> _What is being asked_
Report back each line of the records that contains the string "Homework".

> _Web page and app entries_
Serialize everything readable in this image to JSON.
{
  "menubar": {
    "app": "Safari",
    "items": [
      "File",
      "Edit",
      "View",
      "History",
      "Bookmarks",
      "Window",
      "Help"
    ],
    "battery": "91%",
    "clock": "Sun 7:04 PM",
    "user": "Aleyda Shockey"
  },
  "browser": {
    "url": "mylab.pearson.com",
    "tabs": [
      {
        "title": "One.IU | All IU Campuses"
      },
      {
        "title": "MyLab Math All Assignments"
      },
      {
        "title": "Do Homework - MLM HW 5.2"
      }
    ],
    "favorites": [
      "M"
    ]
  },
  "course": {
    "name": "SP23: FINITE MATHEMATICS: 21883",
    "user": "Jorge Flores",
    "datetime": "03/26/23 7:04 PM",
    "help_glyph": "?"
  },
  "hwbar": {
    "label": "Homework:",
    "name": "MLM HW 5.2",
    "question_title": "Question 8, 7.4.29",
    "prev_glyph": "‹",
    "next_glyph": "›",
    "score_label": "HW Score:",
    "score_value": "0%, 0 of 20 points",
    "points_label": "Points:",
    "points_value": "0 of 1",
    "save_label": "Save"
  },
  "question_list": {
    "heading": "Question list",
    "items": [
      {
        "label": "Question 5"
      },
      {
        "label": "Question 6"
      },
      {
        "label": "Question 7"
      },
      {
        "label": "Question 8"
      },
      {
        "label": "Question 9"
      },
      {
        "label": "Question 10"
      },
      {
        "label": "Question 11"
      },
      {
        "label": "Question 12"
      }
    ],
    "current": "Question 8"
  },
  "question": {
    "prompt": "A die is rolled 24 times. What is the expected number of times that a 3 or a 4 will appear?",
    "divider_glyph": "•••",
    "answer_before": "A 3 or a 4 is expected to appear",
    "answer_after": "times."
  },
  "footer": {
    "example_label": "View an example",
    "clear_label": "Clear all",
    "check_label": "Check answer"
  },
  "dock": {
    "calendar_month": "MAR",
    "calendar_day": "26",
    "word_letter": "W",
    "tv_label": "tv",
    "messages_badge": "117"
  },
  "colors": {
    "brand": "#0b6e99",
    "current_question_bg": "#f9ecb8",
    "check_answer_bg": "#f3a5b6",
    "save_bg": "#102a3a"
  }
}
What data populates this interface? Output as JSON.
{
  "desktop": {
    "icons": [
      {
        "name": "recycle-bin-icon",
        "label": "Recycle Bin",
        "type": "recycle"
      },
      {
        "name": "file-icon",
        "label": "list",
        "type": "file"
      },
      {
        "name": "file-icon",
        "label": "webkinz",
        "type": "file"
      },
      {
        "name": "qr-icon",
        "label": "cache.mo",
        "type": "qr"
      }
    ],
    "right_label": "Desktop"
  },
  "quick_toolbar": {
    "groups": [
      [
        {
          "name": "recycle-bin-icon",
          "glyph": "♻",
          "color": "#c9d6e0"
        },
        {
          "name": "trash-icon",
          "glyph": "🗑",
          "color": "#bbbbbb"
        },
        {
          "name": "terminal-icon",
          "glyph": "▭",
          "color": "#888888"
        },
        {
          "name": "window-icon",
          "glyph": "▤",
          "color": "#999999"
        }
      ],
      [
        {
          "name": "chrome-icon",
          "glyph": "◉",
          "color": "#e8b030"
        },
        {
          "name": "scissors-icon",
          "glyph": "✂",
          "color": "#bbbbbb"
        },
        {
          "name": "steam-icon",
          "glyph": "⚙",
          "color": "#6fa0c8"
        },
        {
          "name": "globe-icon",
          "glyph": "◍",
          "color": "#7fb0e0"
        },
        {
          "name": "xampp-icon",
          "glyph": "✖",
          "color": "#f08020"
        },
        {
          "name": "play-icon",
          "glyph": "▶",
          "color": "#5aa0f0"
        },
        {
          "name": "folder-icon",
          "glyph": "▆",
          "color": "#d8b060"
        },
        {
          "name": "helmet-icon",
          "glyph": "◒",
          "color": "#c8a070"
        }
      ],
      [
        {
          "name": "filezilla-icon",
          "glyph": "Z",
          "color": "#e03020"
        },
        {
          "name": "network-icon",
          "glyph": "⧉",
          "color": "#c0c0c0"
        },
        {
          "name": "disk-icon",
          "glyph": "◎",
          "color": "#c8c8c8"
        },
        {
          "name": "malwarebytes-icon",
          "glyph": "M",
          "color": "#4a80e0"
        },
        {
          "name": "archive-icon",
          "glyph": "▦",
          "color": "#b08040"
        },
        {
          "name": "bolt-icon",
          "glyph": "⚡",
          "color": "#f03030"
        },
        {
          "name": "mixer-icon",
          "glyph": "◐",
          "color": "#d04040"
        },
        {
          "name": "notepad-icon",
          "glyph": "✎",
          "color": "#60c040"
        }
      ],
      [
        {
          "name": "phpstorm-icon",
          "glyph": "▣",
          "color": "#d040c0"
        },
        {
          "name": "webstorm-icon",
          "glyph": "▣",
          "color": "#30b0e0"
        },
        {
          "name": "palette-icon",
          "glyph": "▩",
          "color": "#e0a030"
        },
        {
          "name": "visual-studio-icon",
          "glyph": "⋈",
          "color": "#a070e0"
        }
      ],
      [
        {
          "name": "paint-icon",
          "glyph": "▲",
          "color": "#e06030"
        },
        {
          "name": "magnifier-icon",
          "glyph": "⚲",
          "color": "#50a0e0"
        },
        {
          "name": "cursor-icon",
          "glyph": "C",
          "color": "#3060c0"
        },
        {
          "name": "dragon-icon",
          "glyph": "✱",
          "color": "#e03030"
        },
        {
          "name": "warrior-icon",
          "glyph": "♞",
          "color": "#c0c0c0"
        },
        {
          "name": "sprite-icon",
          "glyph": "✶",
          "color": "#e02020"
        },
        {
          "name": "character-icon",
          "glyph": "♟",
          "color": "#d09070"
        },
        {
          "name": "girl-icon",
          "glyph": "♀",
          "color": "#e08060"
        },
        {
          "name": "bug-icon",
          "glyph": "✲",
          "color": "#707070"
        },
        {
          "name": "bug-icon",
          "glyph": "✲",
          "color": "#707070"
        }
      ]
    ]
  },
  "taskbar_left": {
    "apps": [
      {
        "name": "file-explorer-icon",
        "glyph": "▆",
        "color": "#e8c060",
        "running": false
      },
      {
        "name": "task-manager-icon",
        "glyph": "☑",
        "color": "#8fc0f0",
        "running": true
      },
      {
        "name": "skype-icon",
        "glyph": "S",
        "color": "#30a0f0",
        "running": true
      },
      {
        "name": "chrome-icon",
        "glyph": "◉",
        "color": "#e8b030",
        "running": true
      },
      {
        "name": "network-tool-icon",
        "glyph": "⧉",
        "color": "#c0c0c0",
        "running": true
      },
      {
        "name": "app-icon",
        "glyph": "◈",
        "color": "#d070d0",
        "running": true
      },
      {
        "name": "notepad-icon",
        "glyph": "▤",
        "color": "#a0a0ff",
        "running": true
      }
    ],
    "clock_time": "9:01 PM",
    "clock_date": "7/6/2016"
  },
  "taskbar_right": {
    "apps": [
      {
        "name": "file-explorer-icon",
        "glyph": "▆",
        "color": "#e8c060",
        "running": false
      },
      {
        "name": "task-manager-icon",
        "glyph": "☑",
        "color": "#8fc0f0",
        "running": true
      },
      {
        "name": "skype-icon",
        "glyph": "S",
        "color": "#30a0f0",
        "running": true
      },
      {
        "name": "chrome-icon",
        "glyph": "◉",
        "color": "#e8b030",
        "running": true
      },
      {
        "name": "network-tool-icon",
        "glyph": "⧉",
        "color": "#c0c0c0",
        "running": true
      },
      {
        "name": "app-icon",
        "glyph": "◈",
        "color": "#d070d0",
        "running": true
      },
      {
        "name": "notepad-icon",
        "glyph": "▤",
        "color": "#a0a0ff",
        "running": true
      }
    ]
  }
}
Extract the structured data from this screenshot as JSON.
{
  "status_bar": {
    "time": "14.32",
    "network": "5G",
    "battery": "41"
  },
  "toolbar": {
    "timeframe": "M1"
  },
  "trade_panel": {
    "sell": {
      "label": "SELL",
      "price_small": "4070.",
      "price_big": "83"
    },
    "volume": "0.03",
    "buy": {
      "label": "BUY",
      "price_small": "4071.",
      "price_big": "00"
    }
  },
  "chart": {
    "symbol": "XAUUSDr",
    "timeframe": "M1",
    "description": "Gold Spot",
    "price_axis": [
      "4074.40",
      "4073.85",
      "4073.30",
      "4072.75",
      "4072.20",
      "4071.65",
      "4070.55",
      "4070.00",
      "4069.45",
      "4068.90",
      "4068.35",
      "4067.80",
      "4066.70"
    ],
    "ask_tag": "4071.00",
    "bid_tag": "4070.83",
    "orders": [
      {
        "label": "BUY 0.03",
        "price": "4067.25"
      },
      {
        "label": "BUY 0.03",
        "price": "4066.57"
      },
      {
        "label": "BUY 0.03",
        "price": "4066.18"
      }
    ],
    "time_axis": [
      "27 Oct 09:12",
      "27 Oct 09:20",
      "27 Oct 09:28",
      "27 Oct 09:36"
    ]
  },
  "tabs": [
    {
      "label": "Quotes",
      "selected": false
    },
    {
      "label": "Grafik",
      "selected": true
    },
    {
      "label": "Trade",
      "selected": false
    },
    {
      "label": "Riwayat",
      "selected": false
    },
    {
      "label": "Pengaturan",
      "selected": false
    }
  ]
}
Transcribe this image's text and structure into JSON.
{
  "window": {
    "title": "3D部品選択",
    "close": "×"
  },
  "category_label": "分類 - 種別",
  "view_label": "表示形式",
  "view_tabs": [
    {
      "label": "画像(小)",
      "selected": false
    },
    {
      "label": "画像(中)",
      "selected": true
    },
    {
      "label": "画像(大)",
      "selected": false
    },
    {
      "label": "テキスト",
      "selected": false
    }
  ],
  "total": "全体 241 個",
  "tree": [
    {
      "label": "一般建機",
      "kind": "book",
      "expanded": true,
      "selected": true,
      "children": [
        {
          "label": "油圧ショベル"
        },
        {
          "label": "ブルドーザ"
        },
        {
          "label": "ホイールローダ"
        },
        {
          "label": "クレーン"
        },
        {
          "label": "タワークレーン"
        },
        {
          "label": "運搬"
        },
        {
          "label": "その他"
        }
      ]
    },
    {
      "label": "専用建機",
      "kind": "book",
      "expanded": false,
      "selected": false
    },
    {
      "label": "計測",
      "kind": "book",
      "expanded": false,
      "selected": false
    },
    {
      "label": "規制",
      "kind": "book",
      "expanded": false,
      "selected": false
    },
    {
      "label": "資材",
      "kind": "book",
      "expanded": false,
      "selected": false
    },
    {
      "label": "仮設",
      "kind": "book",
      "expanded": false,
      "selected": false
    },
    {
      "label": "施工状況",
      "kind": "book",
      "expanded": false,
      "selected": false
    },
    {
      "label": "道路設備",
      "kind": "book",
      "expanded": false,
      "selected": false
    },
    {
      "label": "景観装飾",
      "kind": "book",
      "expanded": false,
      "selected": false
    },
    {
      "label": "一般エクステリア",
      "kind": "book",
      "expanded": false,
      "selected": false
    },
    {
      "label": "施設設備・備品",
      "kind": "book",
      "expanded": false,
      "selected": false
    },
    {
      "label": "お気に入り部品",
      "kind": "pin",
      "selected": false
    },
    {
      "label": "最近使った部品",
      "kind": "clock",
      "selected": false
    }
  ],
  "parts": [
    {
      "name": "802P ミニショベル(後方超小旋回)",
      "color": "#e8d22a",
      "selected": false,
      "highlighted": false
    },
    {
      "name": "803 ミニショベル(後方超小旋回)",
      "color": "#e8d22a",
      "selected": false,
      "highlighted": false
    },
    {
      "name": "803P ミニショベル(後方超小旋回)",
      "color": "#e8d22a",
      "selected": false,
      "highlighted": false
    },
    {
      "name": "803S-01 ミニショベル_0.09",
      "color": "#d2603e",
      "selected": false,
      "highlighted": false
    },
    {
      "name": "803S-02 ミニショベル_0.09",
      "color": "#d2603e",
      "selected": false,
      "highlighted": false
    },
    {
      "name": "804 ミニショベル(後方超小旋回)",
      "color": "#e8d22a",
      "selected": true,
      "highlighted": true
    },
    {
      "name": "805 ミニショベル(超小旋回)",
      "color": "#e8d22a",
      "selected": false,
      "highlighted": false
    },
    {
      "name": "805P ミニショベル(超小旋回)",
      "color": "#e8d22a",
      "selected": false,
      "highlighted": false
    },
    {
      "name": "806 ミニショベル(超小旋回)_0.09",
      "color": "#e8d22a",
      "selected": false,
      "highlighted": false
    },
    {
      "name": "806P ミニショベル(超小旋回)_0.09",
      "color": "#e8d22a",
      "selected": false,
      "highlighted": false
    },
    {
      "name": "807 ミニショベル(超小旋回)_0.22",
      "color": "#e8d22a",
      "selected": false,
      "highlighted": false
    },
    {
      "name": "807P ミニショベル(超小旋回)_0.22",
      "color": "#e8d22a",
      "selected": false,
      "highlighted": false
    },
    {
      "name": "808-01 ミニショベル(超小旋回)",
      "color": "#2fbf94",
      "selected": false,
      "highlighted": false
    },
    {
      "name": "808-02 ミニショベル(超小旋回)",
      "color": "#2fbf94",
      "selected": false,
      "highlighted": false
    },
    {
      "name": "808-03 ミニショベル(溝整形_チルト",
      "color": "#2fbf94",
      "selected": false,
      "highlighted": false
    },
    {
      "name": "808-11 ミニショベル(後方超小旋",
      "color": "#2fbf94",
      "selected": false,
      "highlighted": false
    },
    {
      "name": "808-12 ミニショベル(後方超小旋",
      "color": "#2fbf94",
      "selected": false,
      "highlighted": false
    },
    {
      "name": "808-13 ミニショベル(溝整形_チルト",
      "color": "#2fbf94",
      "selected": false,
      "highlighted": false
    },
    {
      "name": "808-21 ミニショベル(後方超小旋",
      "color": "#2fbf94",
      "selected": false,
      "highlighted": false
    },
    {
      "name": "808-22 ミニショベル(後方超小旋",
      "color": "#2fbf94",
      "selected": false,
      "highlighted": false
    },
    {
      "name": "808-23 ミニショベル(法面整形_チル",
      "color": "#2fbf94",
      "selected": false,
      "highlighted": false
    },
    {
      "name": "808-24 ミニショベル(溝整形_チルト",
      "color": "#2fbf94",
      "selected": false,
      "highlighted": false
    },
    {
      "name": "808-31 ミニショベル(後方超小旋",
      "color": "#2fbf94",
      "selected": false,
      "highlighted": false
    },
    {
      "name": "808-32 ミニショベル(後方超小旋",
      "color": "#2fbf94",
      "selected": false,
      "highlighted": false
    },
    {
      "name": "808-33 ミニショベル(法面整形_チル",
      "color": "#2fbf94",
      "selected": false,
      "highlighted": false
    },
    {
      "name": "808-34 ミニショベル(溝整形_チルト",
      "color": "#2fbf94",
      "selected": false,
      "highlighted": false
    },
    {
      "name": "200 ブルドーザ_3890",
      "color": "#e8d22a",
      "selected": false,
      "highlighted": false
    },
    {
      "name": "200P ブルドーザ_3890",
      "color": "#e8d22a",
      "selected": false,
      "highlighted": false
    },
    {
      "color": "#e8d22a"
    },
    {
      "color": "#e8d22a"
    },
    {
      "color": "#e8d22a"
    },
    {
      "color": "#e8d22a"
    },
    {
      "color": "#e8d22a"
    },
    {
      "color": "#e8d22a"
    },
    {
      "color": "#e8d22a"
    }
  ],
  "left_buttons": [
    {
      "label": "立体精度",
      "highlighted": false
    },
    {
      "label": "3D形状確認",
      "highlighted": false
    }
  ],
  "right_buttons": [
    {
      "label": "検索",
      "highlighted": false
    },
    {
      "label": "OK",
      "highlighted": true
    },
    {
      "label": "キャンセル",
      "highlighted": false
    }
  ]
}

> _The completed task_
        "title": "Do Homework - MLM HW 5.2"
    "label": "Homework:",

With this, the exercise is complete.